Help for Children with Permanent Hearing Loss

May 4, 2011

 

Luke Baker was fitted with hearing aids

binaurally by Mercy audiologist

Shari Norval.

Nearly 3 out of every 1,000 children born in the United States have permanent hearing loss. Over 50% of those did not have any prenatal or birth complications. Parents with newly diagnosed children with hearing loss will have many questions and concerns regarding the nature of the condition, its effects on the child’s future, and treatment options.

John and Meaghan Baker learned of their son’s hearing loss before he was even discharged from the hospital. “We thought it was a fluke,” Meaghan said. Luke failed the Missouri mandated newborn hearing screening upon discharge from the well baby nursery at St. John’s Hospital. The Bakers did not completely accept that their son had a moderate sensorineural hearing loss to both ears until after the tests had been run.

Neither parent has hearing loss, nor does Luke’s older sister, Cassity. Luke was fitted with amplification binaurally by audiologist, Shari Norval. When the Bakers learned of their son’s hearing loss, Meaghan says Norval was wonderful with them because they did not know what to expect. She brought their attention to many community resources. Luke attended the Parent Infant Program for Hearing Impaired Children and graduated from the Hearing Impaired Preschool at MSU. Upon entering kindergarten, Luke did not qualify for speech therapy, a surprise and joy for his parents. Meaghan said, “I thought he would have to be in speech through school.” The resources have truly progressed Luke’s abilities.

Luke is now excelling academically in the first grade. His teacher uses a Frequency Modulated or FM system, which is a device that sends signals from the teacher’s microphone to his hearing aids. When discussing Luke’s hearing aids, Meaghan compared them to a pair of glasses. “He knows that it’s the first thing that goes on in the morning and the last thing to come off at night.

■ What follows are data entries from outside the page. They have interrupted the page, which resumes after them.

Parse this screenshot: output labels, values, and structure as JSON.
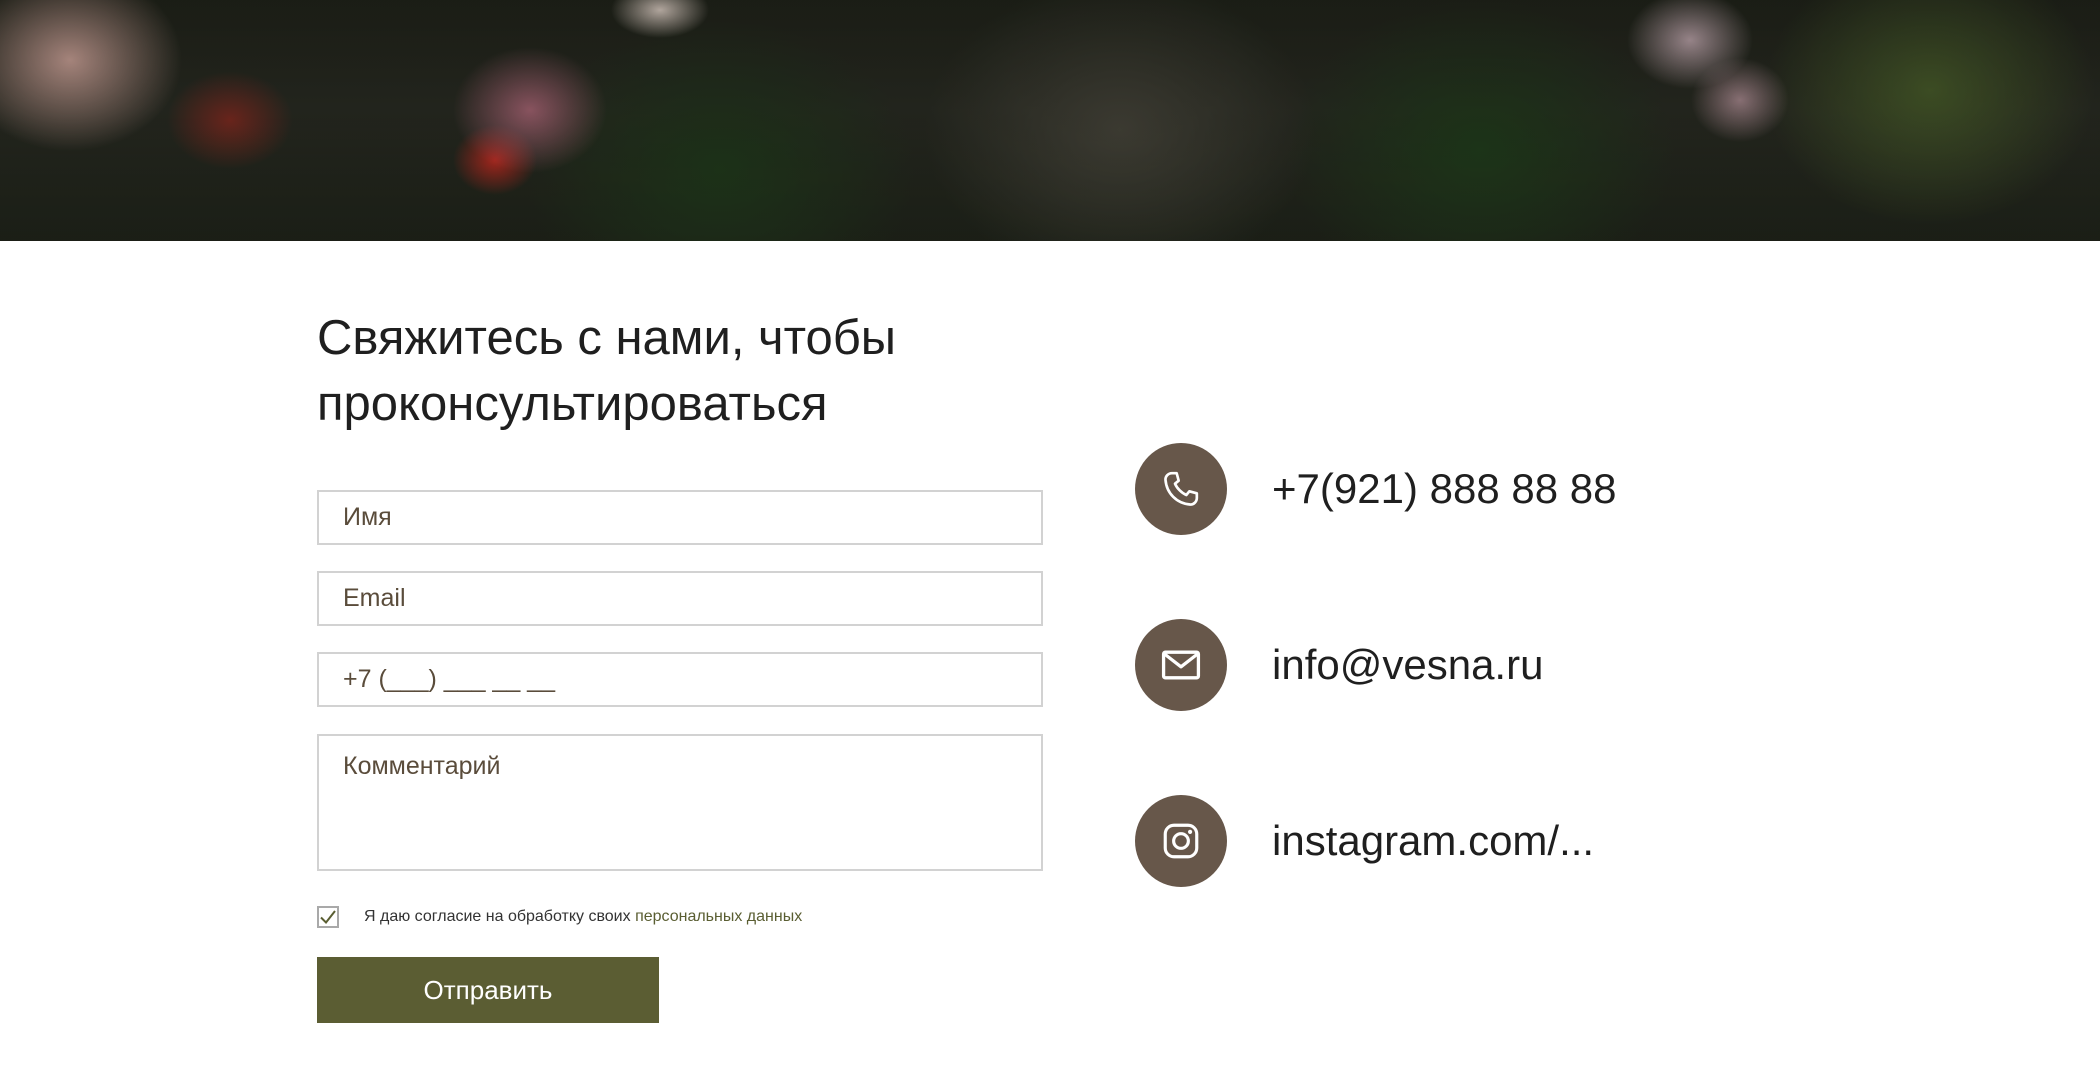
{
  "form": {
    "heading": "Свяжитесь с нами, чтобы проконсультироваться",
    "name_placeholder": "Имя",
    "email_placeholder": "Email",
    "phone_placeholder": "+7 (___) ___ __ __",
    "comment_placeholder": "Комментарий",
    "consent_checked": true,
    "consent_text": "Я даю согласие на обработку своих ",
    "consent_link": "персональных данных",
    "submit_label": "Отправить"
  },
  "contacts": {
    "phone": {
      "icon": "phone-icon",
      "text": "+7(921) 888 88 88"
    },
    "email": {
      "icon": "envelope-icon",
      "text": "info@vesna.ru"
    },
    "instagram": {
      "icon": "instagram-icon",
      "text": "instagram.com/..."
    }
  },
  "colors": {
    "accent_button": "#5b5d33",
    "icon_circle": "#67574a",
    "link": "#5a5e32",
    "placeholder": "#5a4c3b"
  }
}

It’s irritating, but helpful.”

Better Speech and Hearing Month

BHSM is an annual event that has taken place every May since 1927.The event was started to raise public awareness, knowledge and understanding of various forms of communication impairments including hearing and speech. With hearing loss becoming more common as younger people lose hearing due to noise exposure and baby boomers age, Better Hearing and Speech Month has become even more important as a means of reaching those reluctant to have their hearing tested (Cochlear Americas, 2011).

Media Contacts

Sonya Kullmann
Berryville, Branson, Cassville, Lebanon, Mountain View, Rolla, Springfield, Aurora
Phone: 417-820-2426